With that out of the way, we have the most obvious cringe inducer: My saddle:
Everyone who doesn’t spend hours on end in a saddle like that, or has a saddle with ten centimeters of padding on it (4 inches), looks at that and cringes. My saddle has, maybe, two millimeters of padding.

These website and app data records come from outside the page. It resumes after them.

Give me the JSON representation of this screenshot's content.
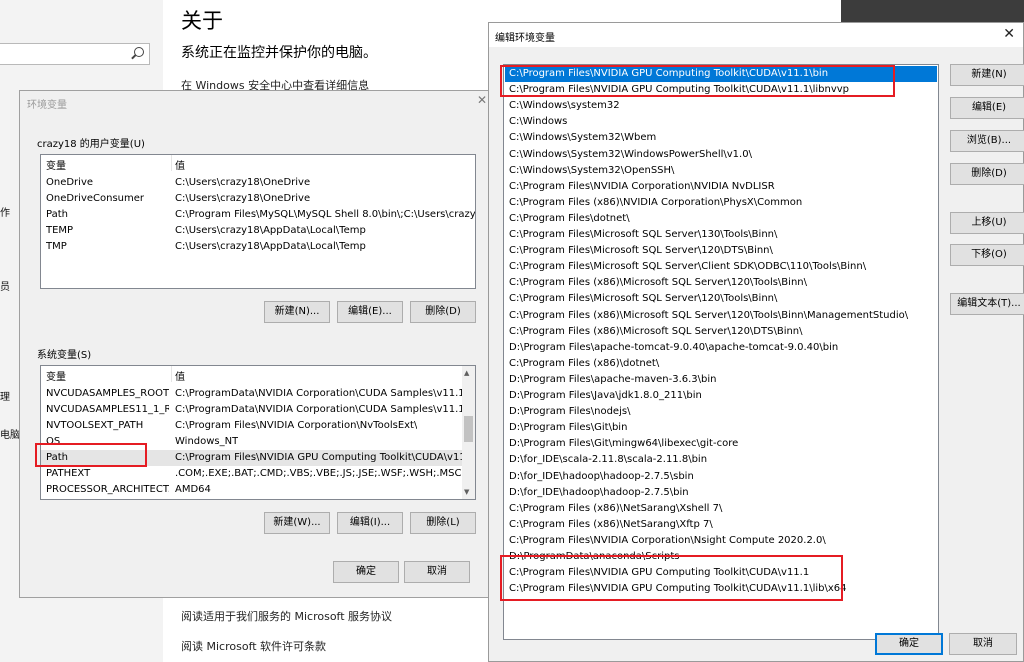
{
  "settings": {
    "title": "关于",
    "subtitle": "系统正在监控并保护你的电脑。",
    "security_link": "在 Windows 安全中心中查看详细信息",
    "footer_links": [
      "阅读适用于我们服务的 Microsoft 服务协议",
      "阅读 Microsoft 软件许可条款"
    ],
    "left_fragments": [
      "作",
      "员",
      "理",
      "电脑"
    ]
  },
  "env_dialog": {
    "title": "环境变量",
    "user_section_label": "crazy18 的用户变量(U)",
    "system_section_label": "系统变量(S)",
    "col_var": "变量",
    "col_val": "值",
    "user_vars": [
      {
        "name": "OneDrive",
        "value": "C:\\Users\\crazy18\\OneDrive"
      },
      {
        "name": "OneDriveConsumer",
        "value": "C:\\Users\\crazy18\\OneDrive"
      },
      {
        "name": "Path",
        "value": "C:\\Program Files\\MySQL\\MySQL Shell 8.0\\bin\\;C:\\Users\\crazy..."
      },
      {
        "name": "TEMP",
        "value": "C:\\Users\\crazy18\\AppData\\Local\\Temp"
      },
      {
        "name": "TMP",
        "value": "C:\\Users\\crazy18\\AppData\\Local\\Temp"
      }
    ],
    "system_vars": [
      {
        "name": "NVCUDASAMPLES_ROOT",
        "value": "C:\\ProgramData\\NVIDIA Corporation\\CUDA Samples\\v11.1"
      },
      {
        "name": "NVCUDASAMPLES11_1_R...",
        "value": "C:\\ProgramData\\NVIDIA Corporation\\CUDA Samples\\v11.1"
      },
      {
        "name": "NVTOOLSEXT_PATH",
        "value": "C:\\Program Files\\NVIDIA Corporation\\NvToolsExt\\"
      },
      {
        "name": "OS",
        "value": "Windows_NT"
      },
      {
        "name": "Path",
        "value": "C:\\Program Files\\NVIDIA GPU Computing Toolkit\\CUDA\\v11...."
      },
      {
        "name": "PATHEXT",
        "value": ".COM;.EXE;.BAT;.CMD;.VBS;.VBE;.JS;.JSE;.WSF;.WSH;.MSC"
      },
      {
        "name": "PROCESSOR_ARCHITECT...",
        "value": "AMD64"
      }
    ],
    "user_buttons": {
      "new": "新建(N)...",
      "edit": "编辑(E)...",
      "delete": "删除(D)"
    },
    "system_buttons": {
      "new": "新建(W)...",
      "edit": "编辑(I)...",
      "delete": "删除(L)"
    },
    "ok": "确定",
    "cancel": "取消"
  },
  "edit_dialog": {
    "title": "编辑环境变量",
    "close_glyph": "✕",
    "paths": [
      "C:\\Program Files\\NVIDIA GPU Computing Toolkit\\CUDA\\v11.1\\bin",
      "C:\\Program Files\\NVIDIA GPU Computing Toolkit\\CUDA\\v11.1\\libnvvp",
      "C:\\Windows\\system32",
      "C:\\Windows",
      "C:\\Windows\\System32\\Wbem",
      "C:\\Windows\\System32\\WindowsPowerShell\\v1.0\\",
      "C:\\Windows\\System32\\OpenSSH\\",
      "C:\\Program Files\\NVIDIA Corporation\\NVIDIA NvDLISR",
      "C:\\Program Files (x86)\\NVIDIA Corporation\\PhysX\\Common",
      "C:\\Program Files\\dotnet\\",
      "C:\\Program Files\\Microsoft SQL Server\\130\\Tools\\Binn\\",
      "C:\\Program Files\\Microsoft SQL Server\\120\\DTS\\Binn\\",
      "C:\\Program Files\\Microsoft SQL Server\\Client SDK\\ODBC\\110\\Tools\\Binn\\",
      "C:\\Program Files (x86)\\Microsoft SQL Server\\120\\Tools\\Binn\\",
      "C:\\Program Files\\Microsoft SQL Server\\120\\Tools\\Binn\\",
      "C:\\Program Files (x86)\\Microsoft SQL Server\\120\\Tools\\Binn\\ManagementStudio\\",
      "C:\\Program Files (x86)\\Microsoft SQL Server\\120\\DTS\\Binn\\",
      "D:\\Program Files\\apache-tomcat-9.0.40\\apache-tomcat-9.0.40\\bin",
      "C:\\Program Files (x86)\\dotnet\\",
      "D:\\Program Files\\apache-maven-3.6.3\\bin",
      "D:\\Program Files\\Java\\jdk1.8.0_211\\bin",
      "D:\\Program Files\\nodejs\\",
      "D:\\Program Files\\Git\\bin",
      "D:\\Program Files\\Git\\mingw64\\libexec\\git-core",
      "D:\\for_IDE\\scala-2.11.8\\scala-2.11.8\\bin",
      "D:\\for_IDE\\hadoop\\hadoop-2.7.5\\sbin",
      "D:\\for_IDE\\hadoop\\hadoop-2.7.5\\bin",
      "C:\\Program Files (x86)\\NetSarang\\Xshell 7\\",
      "C:\\Program Files (x86)\\NetSarang\\Xftp 7\\",
      "C:\\Program Files\\NVIDIA Corporation\\Nsight Compute 2020.2.0\\",
      "D:\\ProgramData\\anaconda\\Scripts",
      "C:\\Program Files\\NVIDIA GPU Computing Toolkit\\CUDA\\v11.1",
      "C:\\Program Files\\NVIDIA GPU Computing Toolkit\\CUDA\\v11.1\\lib\\x64"
    ],
    "buttons": {
      "new": "新建(N)",
      "edit": "编辑(E)",
      "browse": "浏览(B)...",
      "delete": "删除(D)",
      "move_up": "上移(U)",
      "move_down": "下移(O)",
      "edit_text": "编辑文本(T)..."
    },
    "ok": "确定",
    "cancel": "取消"
  },
  "colors": {
    "highlight_box": "#e51c23",
    "selection": "#0078d7"
  }
}
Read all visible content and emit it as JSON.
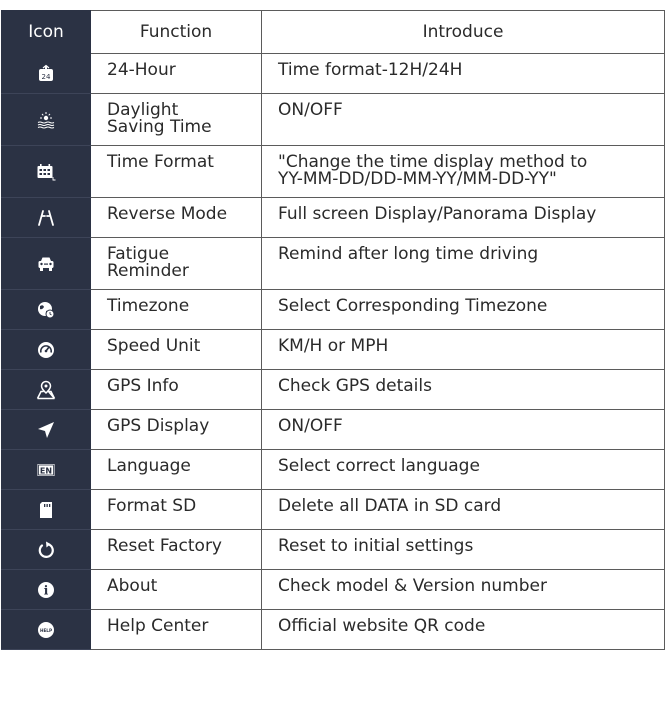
{
  "header": {
    "icon": "Icon",
    "function": "Function",
    "introduce": "Introduce"
  },
  "rows": [
    {
      "icon": "calendar-24-icon",
      "function": "24-Hour",
      "intro": "Time format-12H/24H"
    },
    {
      "icon": "sunrise-waves-icon",
      "function": "Daylight\nSaving Time",
      "intro": "ON/OFF"
    },
    {
      "icon": "calendar-grid-icon",
      "function": "Time Format",
      "intro": "\"Change the time display method to\nYY-MM-DD/DD-MM-YY/MM-DD-YY\""
    },
    {
      "icon": "reverse-lines-icon",
      "function": "Reverse Mode",
      "intro": "Full screen Display/Panorama Display"
    },
    {
      "icon": "car-icon",
      "function": "Fatigue\nReminder",
      "intro": "Remind after long time driving"
    },
    {
      "icon": "globe-clock-icon",
      "function": "Timezone",
      "intro": "Select Corresponding Timezone"
    },
    {
      "icon": "speedometer-icon",
      "function": "Speed Unit",
      "intro": "KM/H or MPH"
    },
    {
      "icon": "map-pin-icon",
      "function": "GPS Info",
      "intro": "Check GPS details"
    },
    {
      "icon": "navigation-arrow-icon",
      "function": "GPS Display",
      "intro": "ON/OFF"
    },
    {
      "icon": "language-en-icon",
      "function": "Language",
      "intro": "Select correct language"
    },
    {
      "icon": "sd-card-icon",
      "function": "Format SD",
      "intro": "Delete all DATA in SD card"
    },
    {
      "icon": "reset-icon",
      "function": "Reset Factory",
      "intro": "Reset to initial settings"
    },
    {
      "icon": "info-icon",
      "function": "About",
      "intro": "Check model & Version number"
    },
    {
      "icon": "help-icon",
      "function": "Help Center",
      "intro": "Official website QR code"
    }
  ],
  "icon_text": {
    "calendar_24": "24",
    "language": "EN",
    "help": "HELP",
    "info": "i"
  },
  "colors": {
    "icon_column": "#2b3244",
    "icon_fg": "#ffffff",
    "border": "#5b5b5b",
    "text": "#2a2a2a"
  }
}
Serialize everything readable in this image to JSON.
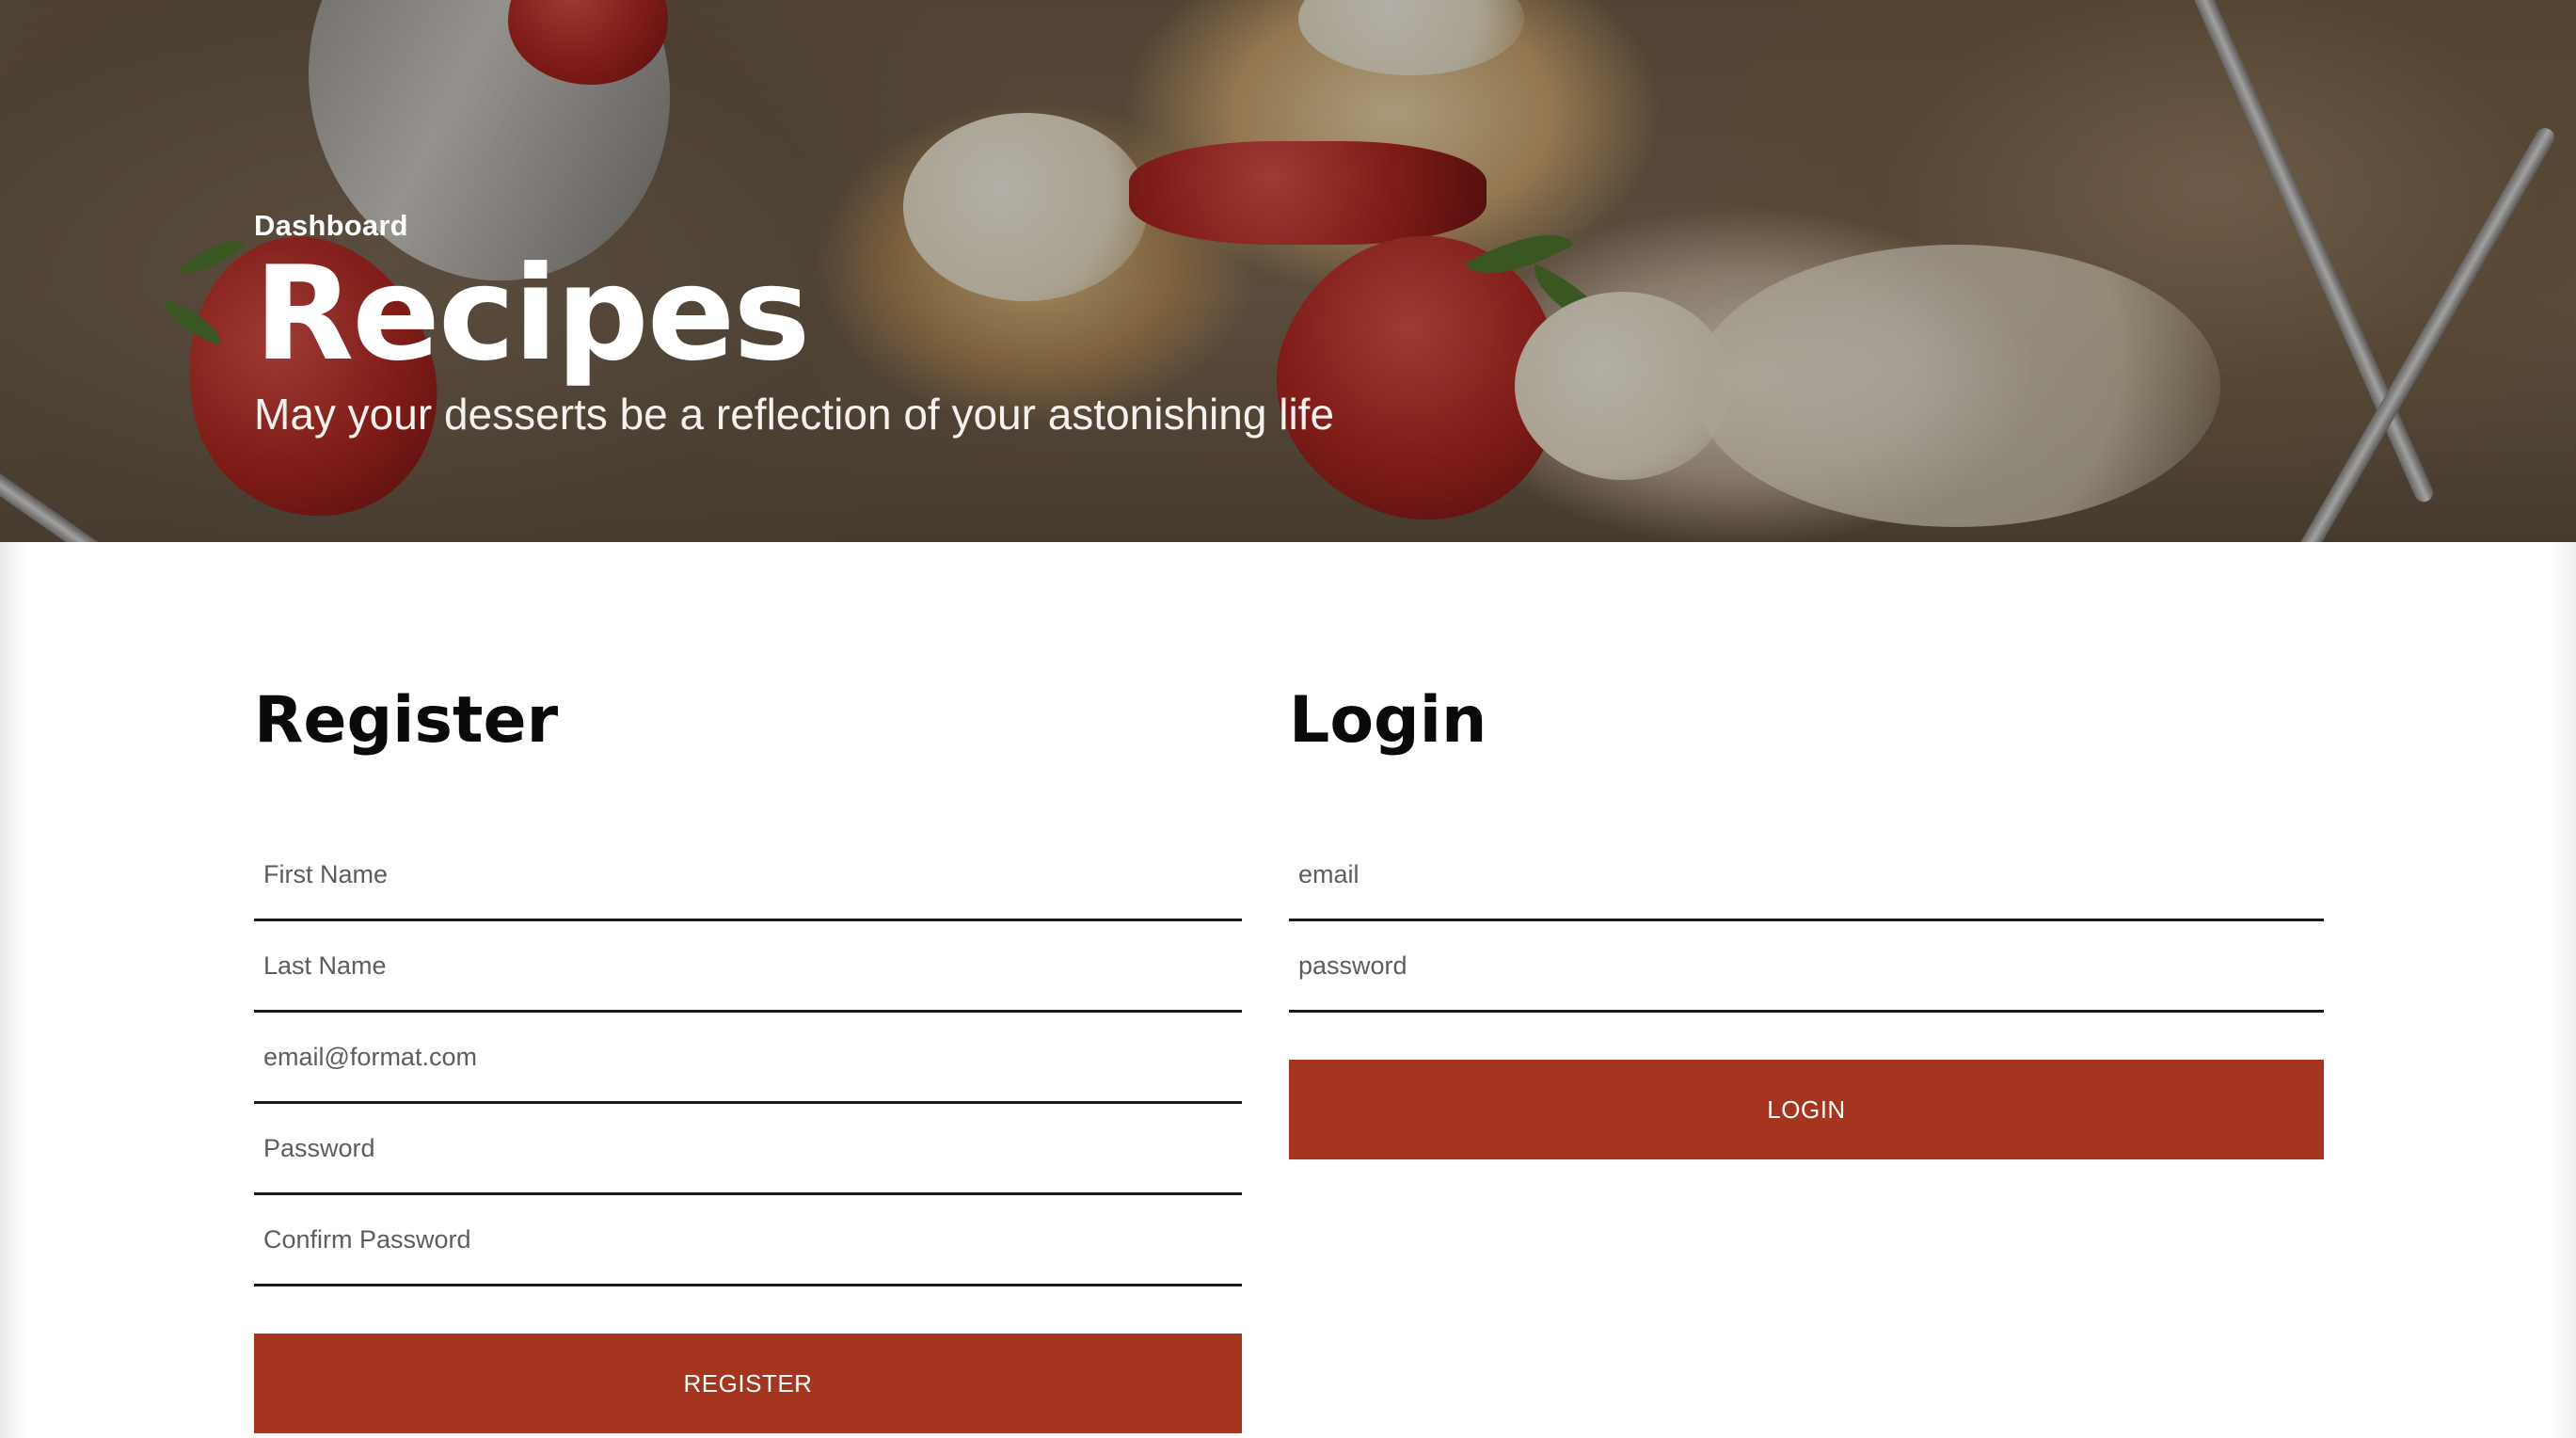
{
  "hero": {
    "breadcrumb": "Dashboard",
    "title": "Recipes",
    "tagline": "May your desserts be a reflection of your astonishing life"
  },
  "register": {
    "heading": "Register",
    "fields": {
      "first_name": "First Name",
      "last_name": "Last Name",
      "email": "email@format.com",
      "password": "Password",
      "confirm_password": "Confirm Password"
    },
    "button_label": "REGISTER"
  },
  "login": {
    "heading": "Login",
    "fields": {
      "email": "email",
      "password": "password"
    },
    "button_label": "LOGIN"
  },
  "colors": {
    "accent": "#a5351e",
    "heading": "#0a0a0a",
    "field_underline": "#1a1a1a"
  }
}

Now, because I have my rain bike at my office today and don’t have any stock photos of the saddle on my Venge, I’m going to switch to the saddle on my Trek for this next part, because the photos are important (it’s the exact same saddle, one year newer, on my Trek):
I didn’t do myself any favors with the angle of the bike to the wall and the camera but it should be evident that A) there isn’t a lot of padding on that saddle and B) that it’s not quite level (from the back of the saddle to the front of the saddle, it’s nosed down a few degrees). This is by design according to the saddle type (contoured). Now, If I were able to ride a bike like the pros do, with a ridiculous 6″ to 8″ of drop from the nose of the saddle to the handlebar, I would have the nose of the saddle pointing down even farther. The contoured section of the saddle is actually meant to cradle the sit bones when riding in the drops. In fact, if we look at my Trek head on, you can see how the wings in the back angle up:
Now, where this gets really fun is that I don’t have the same saddle tilt on both the Trek and my Venge… There’s a little more saddle/bar drop on the Venge so the nose on that saddle points down maybe a single degree more that it does on the Trek. We’re only talking a fraction of an inch here, but it matters. If I were to match the tilts, because the bar is just a few millimeters higher on the Trek, my backside wouldn’t be cradled the way it should be and I would be pushed to the front of my saddle. Hopefully this all makes sense, the important point is that to get a race bike comfortable, the setup is tweaked so all of the three contact points on the bike (the feet, the hands and the backside) balance out. With that done correctly, a race bike will feel awesome Skip the setup and it’ll feel like riding on barbed wire after 20 miles.
From there, all one needs is a decent pair of cycling shoes and some high-end cycling shorts (with built in padding) and that thin saddle feels like riding on butter, and that is a very good thing.
The common mistake people make when contemplating a bicycle saddle is to believe that more padding means more comfort. This is absolutely not the case! Less padding on the saddle, a decent pair of cycling shorts and a proper setup mean more comfort. Too much padding staunches the blood flow to some very important parts of the body. The longer you ride, the more painful it becomes and all the while you’re thinking you need another ten centimeters of padding on that 20 pound saddle.
Simply put, as counterintuitive as a stout saddle may seem, take it from those of us who spend 300-500 hours a year on a bike: If it hurt to ride on that saddle, don’t you think we’d have switched to a pillow top saddle long ago?
I was at 425 hours last year.